On this day in 1968, SPC5 John Kedenburg’s actions would result in his being awarded the Congressional Medal of Honor (posthumously) while on a mission in Laos.

Kedenburg was assigned to Military Assistance Command Vietnam, Studies and Observations Group (MACV-SOG known only just as SOG) as the Team Leader (1-0 one zero) of Recon Team Nevada. He’d be the team leader for more than six months, taking over for TL Dan Wagner who was killed in action in Laos in December 1967.

Operating out of FOB2 (Forward Operating Base) in Kontum, FOB2 was one of six bases that SOG operated out of in their secret war against North Vietnam.

The team’s mission was to conduct counterguerrilla operations deep inside enemy held territory in Laos.
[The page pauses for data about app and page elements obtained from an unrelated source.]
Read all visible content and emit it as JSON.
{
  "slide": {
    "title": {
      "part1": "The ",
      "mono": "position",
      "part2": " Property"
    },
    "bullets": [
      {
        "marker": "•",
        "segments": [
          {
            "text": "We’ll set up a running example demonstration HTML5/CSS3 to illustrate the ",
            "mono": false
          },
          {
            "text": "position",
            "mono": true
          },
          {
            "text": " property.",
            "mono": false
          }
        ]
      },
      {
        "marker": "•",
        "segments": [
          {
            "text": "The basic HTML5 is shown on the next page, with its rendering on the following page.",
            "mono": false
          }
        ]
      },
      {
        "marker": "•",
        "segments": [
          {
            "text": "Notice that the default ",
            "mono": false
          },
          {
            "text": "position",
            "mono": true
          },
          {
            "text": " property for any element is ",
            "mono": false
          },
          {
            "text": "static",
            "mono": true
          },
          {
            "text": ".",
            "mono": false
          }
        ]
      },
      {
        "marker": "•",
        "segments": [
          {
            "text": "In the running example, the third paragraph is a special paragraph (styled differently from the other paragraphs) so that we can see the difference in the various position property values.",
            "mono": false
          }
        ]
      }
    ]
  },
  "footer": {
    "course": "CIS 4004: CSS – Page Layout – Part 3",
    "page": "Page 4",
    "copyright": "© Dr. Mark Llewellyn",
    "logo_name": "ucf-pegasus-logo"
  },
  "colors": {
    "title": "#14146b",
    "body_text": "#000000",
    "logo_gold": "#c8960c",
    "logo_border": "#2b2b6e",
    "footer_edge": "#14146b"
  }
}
Not long after initial infiltration into a particularly hot area, the team was attacked and encircled by a battalion-size North Vietnamese Army force. Kedenburg immediately called for a Spare 39 (immediate extraction). The Covey aircraft (Forward Air Controller in OV-10 Bronco) directed Kedenburg’s team to a couple of bomb craters on a finger about 600 – 900 meters in elevation.
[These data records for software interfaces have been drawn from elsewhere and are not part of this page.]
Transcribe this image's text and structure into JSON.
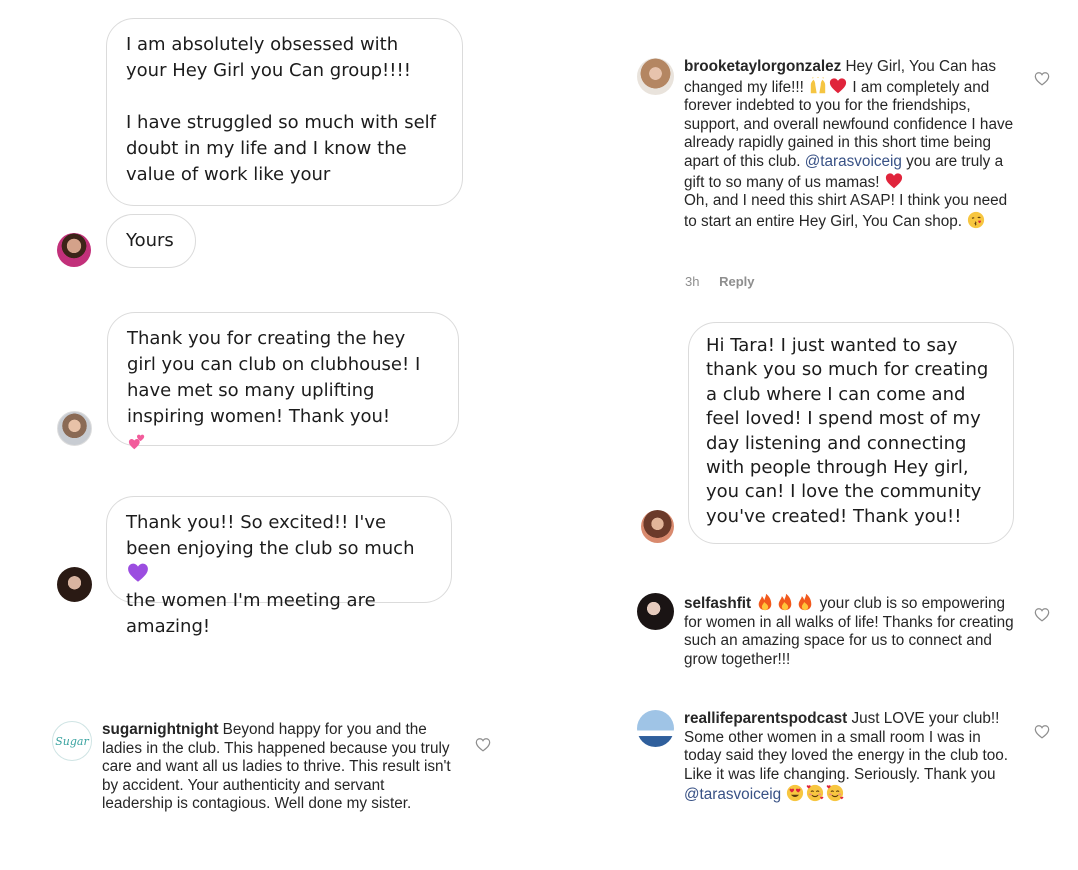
{
  "left": {
    "dm1": {
      "text": "I am absolutely obsessed with your Hey Girl you Can group!!!!\n\nI have struggled so much with self doubt in my life and I know the value of work like your",
      "follow_up": "Yours"
    },
    "dm2": {
      "text": "Thank you for creating the hey girl you can club on clubhouse! I have met so many uplifting inspiring women! Thank you!"
    },
    "dm3": {
      "text_before": "Thank you!! So excited!! I've been enjoying the club so much",
      "text_after": "the women I'm meeting are amazing!"
    },
    "comment1": {
      "username": "sugarnightnight",
      "text": "Beyond happy for you and the ladies in the club. This happened because you truly care and want all us ladies to thrive.  This result isn't by accident.  Your authenticity and servant leadership is contagious.  Well done my sister.",
      "avatar_text": "Sugar"
    }
  },
  "right": {
    "comment1": {
      "username": "brooketaylorgonzalez",
      "text_a": "Hey Girl, You Can has changed my life!!!",
      "text_b": "I am completely and forever indebted to you for the friendships, support, and overall newfound confidence I have already rapidly gained in this short time being apart of this club.",
      "mention": "@tarasvoiceig",
      "text_c": "you are truly a gift to so many of us mamas!",
      "text_d": "Oh, and I need this shirt ASAP! I think you need to start an entire Hey Girl, You Can shop.",
      "time": "3h",
      "reply": "Reply"
    },
    "dm1": {
      "text": "Hi Tara! I just wanted to say thank you so much for creating a club where I can come and feel loved! I spend most of my day listening and connecting with people through Hey girl, you can! I love the community you've created! Thank you!!"
    },
    "comment2": {
      "username": "selfashfit",
      "text": "your club is so empowering for women in all walks of life! Thanks for creating such an amazing space for us to connect and grow together!!!"
    },
    "comment3": {
      "username": "reallifeparentspodcast",
      "text": "Just LOVE your club!! Some other women in a small room I was in today said they loved the energy in the club too. Like it was life changing. Seriously. Thank you",
      "mention": "@tarasvoiceig"
    }
  },
  "icons": {
    "heart_outline": "heart-icon",
    "emojis": [
      "two-hearts",
      "purple-heart",
      "raising-hands",
      "red-heart",
      "kissing-face",
      "fire",
      "heart-eyes",
      "smiling-face-with-hearts"
    ]
  },
  "colors": {
    "bubble_border": "#dbdbdb",
    "mention": "#385185",
    "meta": "#8e8e8e"
  }
}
SP5 Kedenburg led the team, which succeeded, after a fierce firefight, in breaking out of the encirclement. As the team moved through thick jungle to a position at the bomb craters from which it could be extracted by helicopter, the team lost one man, a South Vietnamese team member who was thought killed. Kedenburg laid down heavy fire against the pursuing NVA troops and called for tactical air support. Amazingly, after being able to break contact from a sizable NVA force, outnumbering the Recon Team by better than 50-1, the team reached the craters and the landing zone (LZ) intact.
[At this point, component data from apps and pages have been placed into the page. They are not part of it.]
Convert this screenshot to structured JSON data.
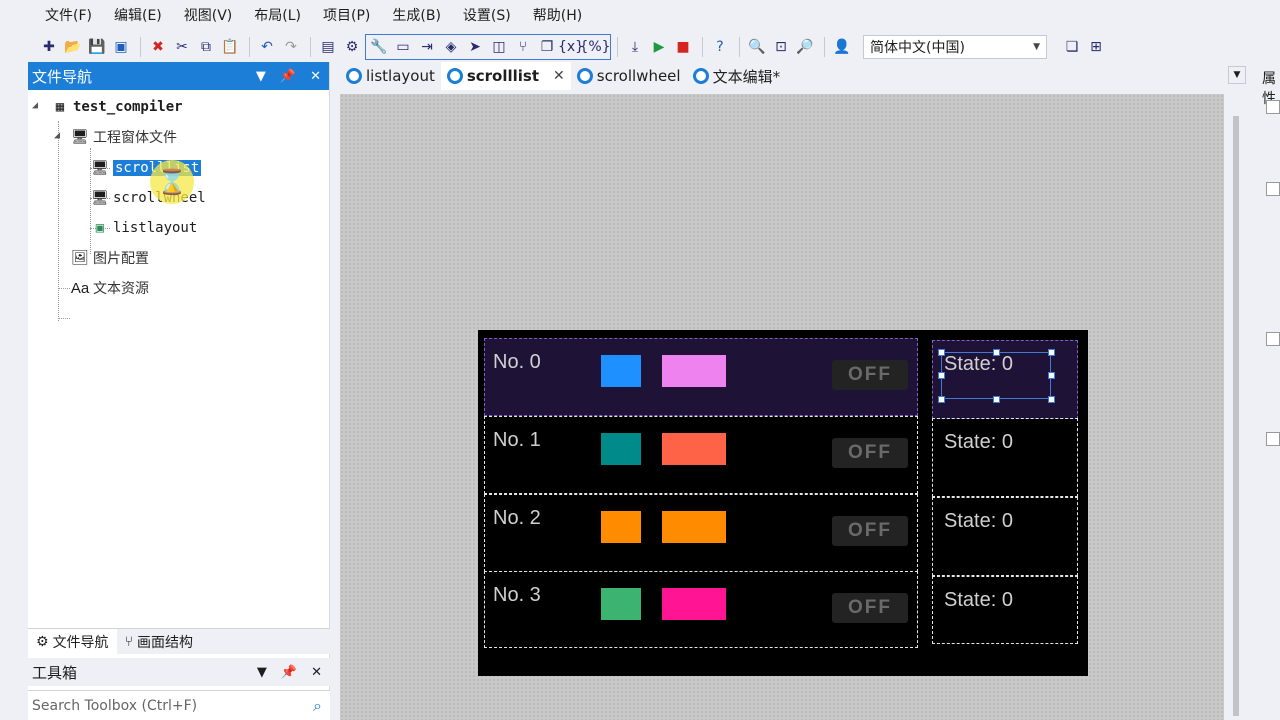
{
  "menu": [
    "文件(F)",
    "编辑(E)",
    "视图(V)",
    "布局(L)",
    "项目(P)",
    "生成(B)",
    "设置(S)",
    "帮助(H)"
  ],
  "toolbar": {
    "language": "简体中文(中国)"
  },
  "left_panel": {
    "title": "文件导航",
    "tree": {
      "root": "test_compiler",
      "project_windows": "工程窗体文件",
      "item_scrolllist": "scrolllist",
      "item_scrollwheel": "scrollwheel",
      "item_listlayout": "listlayout",
      "images": "图片配置",
      "texts": "文本资源"
    },
    "bottom_tabs": [
      "文件导航",
      "画面结构"
    ],
    "toolbox_title": "工具箱",
    "toolbox_search_placeholder": "Search Toolbox (Ctrl+F)"
  },
  "doc_tabs": [
    {
      "label": "listlayout",
      "active": false
    },
    {
      "label": "scrolllist",
      "active": true
    },
    {
      "label": "scrollwheel",
      "active": false
    },
    {
      "label": "文本编辑*",
      "active": false
    }
  ],
  "right_panel": {
    "title": "属性"
  },
  "device": {
    "rows": [
      {
        "label": "No. 0",
        "square_color": "#1e90ff",
        "rect_color": "#ee82ee",
        "button": "OFF",
        "selected": true
      },
      {
        "label": "No. 1",
        "square_color": "#008b8b",
        "rect_color": "#ff6347",
        "button": "OFF",
        "selected": false
      },
      {
        "label": "No. 2",
        "square_color": "#ff8c00",
        "rect_color": "#ff8c00",
        "button": "OFF",
        "selected": false
      },
      {
        "label": "No. 3",
        "square_color": "#3cb371",
        "rect_color": "#ff1493",
        "button": "OFF",
        "selected": false
      }
    ],
    "states": [
      "State: 0",
      "State: 0",
      "State: 0",
      "State: 0"
    ]
  }
}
Once in the crater at the landing zone, Kedenburg deployed the team into a perimeter defense against the numerically superior enemy force. He directed airstrikes from Tactical Air Support, keeping the NVA at bay long enough for the extraction choppers to being airlifting out the team. The helicopters would hover over the area and drop ropes where the Recon Team would attach slings to be lifted out. The first half of the team was extracted by helicopter in this fashion.

Kedenburg and the remaining three South Vietnamese members of the team harnessed themselves to the sling on a second hovering helicopter. Just as the helicopter was about to lift them out of the area, the South Vietnamese team member who had been unaccounted for and presumed dead after the initial encounter with the NVA, appeared at the landing zone.